Grandpa Nelson gave me my guitar for Christmas in 1978. She was a not-very-expensive Franciscan guitar, and I loved her. I named her Sweet Betsy from Pike after the old Pioneering song, and learned five basic chords right away. I was working at a daycare center and knew how much children loved music.
Betsy was a great addition to my time in the daycare business. If clean-up time was going slowly, I would pull Betsy from her case and the toys would be on their shelves in no time.
The thing is, I wasn’t very good. I didn’t have to be. When your audience is three- and four-year-olds, the bar is pretty low. But I was good enough for that place and time.
Years later, when I got my teaching credential and my first job, Betsy proved herself valuable once again. Kinderbloom was a major step up from daycare and my teaching partner, Laurel Sherry-Armstrong, knew a lot more about music than I did. She played lots of instruments, but the one she brought to class was an autoharp. We named it Ike, after Sweet Betsy’s lover. I practiced and improved, and together we taught the kids to sing “I Love you Forever” and had parents smiling through tears at the Mother’s Day tea.
Second grade needed better skills, and when I finally landed in my happy place of third grade, I was ready. Regular classes meant regular class programs, and I was accompanying dozens of singers in front of a big roomful of kids and parents. I had moved up to about ten chords and a few strumming patterns.
When I retired a few years ago, Betsy got put up. My fingertips got soft. This Summer when I tried to play “Teddy Bear’s Picnic”, I couldn’t make it work.
And now we are coming up on Christmas, and I am not ready to go through a quarantined holiday without playing and singing Christmas carols. I got Betsy out and dusted her off, found our folder of Christmas songs and went online to transpose them into keys I can play (with my ten chords). I spent half an hour strumming and re-learning, painfully feeling the strings on my fingertips. Later, I spent another half hour playing and singing a little with Auntie Bridgett, with things coming easier and my fingers feeling stronger.
I can do this! Christmas carols, here we come!
One thought on “Sweet Betsy from Pike”

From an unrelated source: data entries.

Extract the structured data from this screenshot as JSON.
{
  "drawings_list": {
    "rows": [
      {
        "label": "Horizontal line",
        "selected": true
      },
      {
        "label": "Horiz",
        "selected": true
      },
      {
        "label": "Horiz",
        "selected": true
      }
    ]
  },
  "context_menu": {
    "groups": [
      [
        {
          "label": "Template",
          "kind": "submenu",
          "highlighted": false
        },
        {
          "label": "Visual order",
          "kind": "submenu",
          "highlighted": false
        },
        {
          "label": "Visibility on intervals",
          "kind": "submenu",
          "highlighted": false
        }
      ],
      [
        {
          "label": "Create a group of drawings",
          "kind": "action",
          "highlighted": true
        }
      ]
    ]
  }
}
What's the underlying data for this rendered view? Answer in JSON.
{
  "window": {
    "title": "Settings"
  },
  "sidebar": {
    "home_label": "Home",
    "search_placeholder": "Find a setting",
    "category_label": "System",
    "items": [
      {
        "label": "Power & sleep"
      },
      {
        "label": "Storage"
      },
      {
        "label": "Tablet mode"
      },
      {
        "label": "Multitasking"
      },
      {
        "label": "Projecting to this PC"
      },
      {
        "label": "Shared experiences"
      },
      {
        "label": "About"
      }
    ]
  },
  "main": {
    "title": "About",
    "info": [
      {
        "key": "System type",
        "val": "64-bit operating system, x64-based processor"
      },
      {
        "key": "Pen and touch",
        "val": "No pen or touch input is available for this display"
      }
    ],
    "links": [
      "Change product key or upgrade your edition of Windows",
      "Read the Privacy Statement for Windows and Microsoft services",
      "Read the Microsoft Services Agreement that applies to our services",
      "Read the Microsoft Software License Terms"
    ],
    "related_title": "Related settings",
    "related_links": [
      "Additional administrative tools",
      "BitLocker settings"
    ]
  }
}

Sweet Betsy crossed the wide prairie with her husband Ike. My dad gave me a uke when I was in college. It was stolen from my dorm room. Guess they didn’t like my playing it at all hours. Fun, fun, fun.